the honorable guido calabresi leads a discussion about what a judge must do when the law is wrong.

Conscience of a Judge
The Honorable Guido Calabresi.

What keeps a federal court judge awake at night? As the Honorable Guido Calabresi told a standingroom only crowd at BC Law in October, it is the fear of having to exercise judgment in a case in which he considers that the law is not only wrong, but also “deeply immoral.”

Calabresi is “one of the most important figures in American law of the last fifty years,” Dean John Garvey said in his introduction. A judge on the US Circuit Court of Appeals, Second Circuit, Calabresi clerked for Supreme Court Justice Hugo Black and is the former dean of Yale Law School. He has received more than forty honorary degrees, including one from Boston College, and was here to receive the Law School’s Seventy-Fifth Anniversary Distinguished Service Award.

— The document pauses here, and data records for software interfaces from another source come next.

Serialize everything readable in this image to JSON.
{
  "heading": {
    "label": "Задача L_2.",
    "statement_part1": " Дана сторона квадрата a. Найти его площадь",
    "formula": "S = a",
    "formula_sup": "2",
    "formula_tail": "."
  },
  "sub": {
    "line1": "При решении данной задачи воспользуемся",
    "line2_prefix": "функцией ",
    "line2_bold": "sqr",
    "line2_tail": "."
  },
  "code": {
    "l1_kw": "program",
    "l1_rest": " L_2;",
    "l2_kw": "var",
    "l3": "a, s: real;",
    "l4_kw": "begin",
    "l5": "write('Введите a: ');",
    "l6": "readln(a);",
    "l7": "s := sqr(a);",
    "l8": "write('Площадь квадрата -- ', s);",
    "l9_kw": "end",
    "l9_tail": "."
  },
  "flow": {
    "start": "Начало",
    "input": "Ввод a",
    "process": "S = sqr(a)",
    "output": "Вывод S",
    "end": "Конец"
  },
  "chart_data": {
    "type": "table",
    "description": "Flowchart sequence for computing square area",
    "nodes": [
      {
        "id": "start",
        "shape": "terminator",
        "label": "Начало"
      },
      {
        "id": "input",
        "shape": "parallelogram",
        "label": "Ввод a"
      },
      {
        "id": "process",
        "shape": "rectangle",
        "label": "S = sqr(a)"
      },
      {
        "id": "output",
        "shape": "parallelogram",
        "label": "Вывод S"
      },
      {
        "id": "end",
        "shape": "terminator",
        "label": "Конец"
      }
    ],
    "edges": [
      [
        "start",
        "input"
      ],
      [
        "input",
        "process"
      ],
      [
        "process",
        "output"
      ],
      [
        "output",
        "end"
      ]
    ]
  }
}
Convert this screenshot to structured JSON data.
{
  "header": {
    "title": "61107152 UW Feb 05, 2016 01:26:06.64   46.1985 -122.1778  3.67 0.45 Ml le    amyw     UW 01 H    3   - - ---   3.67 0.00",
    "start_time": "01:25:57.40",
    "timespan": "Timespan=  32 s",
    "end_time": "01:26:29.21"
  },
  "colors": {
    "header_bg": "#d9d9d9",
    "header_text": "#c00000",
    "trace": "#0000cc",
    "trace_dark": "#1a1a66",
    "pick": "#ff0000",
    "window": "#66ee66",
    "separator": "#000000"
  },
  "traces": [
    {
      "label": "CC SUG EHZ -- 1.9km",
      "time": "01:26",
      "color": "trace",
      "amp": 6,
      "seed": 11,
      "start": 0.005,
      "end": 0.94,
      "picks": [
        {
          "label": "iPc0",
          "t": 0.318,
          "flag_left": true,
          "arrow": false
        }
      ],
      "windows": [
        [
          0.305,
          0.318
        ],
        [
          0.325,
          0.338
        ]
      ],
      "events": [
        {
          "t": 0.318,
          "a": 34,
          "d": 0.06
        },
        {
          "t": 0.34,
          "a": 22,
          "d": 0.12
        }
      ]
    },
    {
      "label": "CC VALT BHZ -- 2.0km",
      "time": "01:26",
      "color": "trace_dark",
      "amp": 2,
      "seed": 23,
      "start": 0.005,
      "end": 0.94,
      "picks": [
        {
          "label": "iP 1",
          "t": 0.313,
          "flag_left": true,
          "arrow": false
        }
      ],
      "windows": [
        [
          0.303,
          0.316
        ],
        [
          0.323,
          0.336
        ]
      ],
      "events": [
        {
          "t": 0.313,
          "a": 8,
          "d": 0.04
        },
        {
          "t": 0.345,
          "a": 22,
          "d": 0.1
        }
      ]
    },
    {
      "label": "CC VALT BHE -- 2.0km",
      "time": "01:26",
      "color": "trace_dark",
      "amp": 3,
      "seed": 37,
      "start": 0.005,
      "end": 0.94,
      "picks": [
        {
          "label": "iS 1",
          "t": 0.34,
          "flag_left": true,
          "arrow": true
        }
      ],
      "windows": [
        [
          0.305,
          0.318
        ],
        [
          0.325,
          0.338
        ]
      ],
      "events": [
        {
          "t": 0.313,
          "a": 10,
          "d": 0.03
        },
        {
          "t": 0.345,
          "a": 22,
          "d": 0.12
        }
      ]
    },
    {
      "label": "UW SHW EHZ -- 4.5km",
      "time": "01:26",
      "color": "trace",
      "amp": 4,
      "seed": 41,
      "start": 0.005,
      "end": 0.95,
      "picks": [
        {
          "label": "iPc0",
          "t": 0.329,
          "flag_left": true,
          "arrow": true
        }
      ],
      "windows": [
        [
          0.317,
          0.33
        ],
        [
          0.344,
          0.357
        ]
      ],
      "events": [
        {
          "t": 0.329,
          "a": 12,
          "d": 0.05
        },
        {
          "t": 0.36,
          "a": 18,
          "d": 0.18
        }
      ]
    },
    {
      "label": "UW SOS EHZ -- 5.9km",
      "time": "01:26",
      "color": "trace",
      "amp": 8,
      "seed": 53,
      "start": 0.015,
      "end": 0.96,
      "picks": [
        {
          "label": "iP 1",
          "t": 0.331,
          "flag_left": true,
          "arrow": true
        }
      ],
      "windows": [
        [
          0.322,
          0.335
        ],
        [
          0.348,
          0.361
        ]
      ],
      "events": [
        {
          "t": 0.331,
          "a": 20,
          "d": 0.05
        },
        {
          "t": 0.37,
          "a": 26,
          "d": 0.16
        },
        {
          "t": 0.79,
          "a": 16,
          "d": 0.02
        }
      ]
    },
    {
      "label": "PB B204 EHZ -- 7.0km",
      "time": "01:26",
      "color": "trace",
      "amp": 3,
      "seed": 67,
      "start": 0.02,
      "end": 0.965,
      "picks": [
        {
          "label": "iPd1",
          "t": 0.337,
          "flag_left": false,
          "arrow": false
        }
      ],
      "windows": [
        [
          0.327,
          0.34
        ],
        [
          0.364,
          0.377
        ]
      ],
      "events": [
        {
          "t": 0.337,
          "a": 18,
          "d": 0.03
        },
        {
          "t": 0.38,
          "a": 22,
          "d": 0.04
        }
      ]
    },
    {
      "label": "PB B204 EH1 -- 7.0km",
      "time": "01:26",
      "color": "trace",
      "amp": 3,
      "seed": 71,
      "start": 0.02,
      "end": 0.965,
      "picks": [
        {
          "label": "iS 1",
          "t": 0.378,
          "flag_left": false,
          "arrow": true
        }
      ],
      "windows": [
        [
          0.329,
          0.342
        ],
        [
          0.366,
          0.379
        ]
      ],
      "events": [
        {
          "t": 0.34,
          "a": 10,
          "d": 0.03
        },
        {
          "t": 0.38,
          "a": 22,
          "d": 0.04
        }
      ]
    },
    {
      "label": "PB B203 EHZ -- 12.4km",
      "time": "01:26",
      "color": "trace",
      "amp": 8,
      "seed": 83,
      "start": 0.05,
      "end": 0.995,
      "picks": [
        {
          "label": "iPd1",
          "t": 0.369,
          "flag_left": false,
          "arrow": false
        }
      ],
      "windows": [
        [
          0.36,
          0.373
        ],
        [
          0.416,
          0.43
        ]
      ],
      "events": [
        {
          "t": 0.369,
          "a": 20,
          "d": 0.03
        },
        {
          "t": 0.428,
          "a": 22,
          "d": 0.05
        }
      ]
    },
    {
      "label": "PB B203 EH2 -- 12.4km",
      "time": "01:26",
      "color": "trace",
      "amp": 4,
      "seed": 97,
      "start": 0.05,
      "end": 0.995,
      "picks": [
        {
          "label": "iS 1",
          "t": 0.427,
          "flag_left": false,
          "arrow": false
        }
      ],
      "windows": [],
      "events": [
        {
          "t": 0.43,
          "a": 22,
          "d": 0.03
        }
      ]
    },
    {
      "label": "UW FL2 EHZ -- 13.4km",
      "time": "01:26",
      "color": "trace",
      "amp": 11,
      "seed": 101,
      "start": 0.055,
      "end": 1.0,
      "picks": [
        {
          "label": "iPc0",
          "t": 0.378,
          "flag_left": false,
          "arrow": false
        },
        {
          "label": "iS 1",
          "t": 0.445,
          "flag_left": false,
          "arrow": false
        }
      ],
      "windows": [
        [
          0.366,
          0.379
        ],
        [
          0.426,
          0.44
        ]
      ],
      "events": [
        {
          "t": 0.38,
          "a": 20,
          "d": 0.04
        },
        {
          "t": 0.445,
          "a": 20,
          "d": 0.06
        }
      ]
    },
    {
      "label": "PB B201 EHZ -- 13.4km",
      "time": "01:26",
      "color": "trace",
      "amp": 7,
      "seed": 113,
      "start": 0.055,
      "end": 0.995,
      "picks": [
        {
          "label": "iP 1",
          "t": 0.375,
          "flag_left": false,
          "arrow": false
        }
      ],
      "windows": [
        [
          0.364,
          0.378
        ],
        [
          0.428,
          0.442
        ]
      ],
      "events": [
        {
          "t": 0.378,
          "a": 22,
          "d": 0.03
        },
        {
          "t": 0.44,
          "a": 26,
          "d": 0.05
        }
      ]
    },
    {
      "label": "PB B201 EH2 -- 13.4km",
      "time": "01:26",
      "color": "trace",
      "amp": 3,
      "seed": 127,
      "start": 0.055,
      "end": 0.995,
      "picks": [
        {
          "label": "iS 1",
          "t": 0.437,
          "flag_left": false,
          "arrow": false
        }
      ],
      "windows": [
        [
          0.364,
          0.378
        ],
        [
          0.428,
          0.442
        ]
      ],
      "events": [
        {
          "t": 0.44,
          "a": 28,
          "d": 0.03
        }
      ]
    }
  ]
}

Calabresi began by confessing, “I don’t want to judge, in some fundamental way. This doesn’t mean I don’t administer the law.” By way of elaboration, he told the story of an Italian farmer, who during the early years of World War II risked his life to hide Jews, partisans, American servicemen, and members of Calabresi’s own family from Mussolini’s fascists. Following the success of the Allies, he hid Germans and fascists with equal selflessness.

Visiting his native Italy after the war, Calabresi confronted the farmer with this apparently contradictory behavior. “Don’t you know the difference between right and wrong?” he asked. The farmer said, “Right, wrong, they understand these things in Rome.” But when these people came to him, he said, he saw only people in trouble. “Erano tutti figli di mama,” he said, “They were all some mother’s child.”

Now, said Calabresi, “I’m not only in Rome. I am Rome. I’m a judge. I can’t duck it.” And the aspect of the law that he fears having to administer is capital punishment, which he rejects on both utilitarian and moral grounds.

What is a judge to do in such a case, he asked? Should he, Pontius Pilate-like, wash his hands and recuse himself, leaving the field clear to those who agree with capital punishment? Or should he resign himself to being no more than “the mouth of the law,” an automaton with no free will? No, said Calabresi emphatically. Instead, he said: “You wake up in the night and try to find a way that is correct in the law, a way that is just.” And if there seems to be no way of reconciling the two, he said, “you have to ask yourself: Did I work hard enough? Did I dig deep enough? Did I use all the brains God gave me?” He has not yet handled a capital punishment case. But when he does, like all good judges, he promised, “I’ll decide that case when it reaches me.”

—Jane Whitehead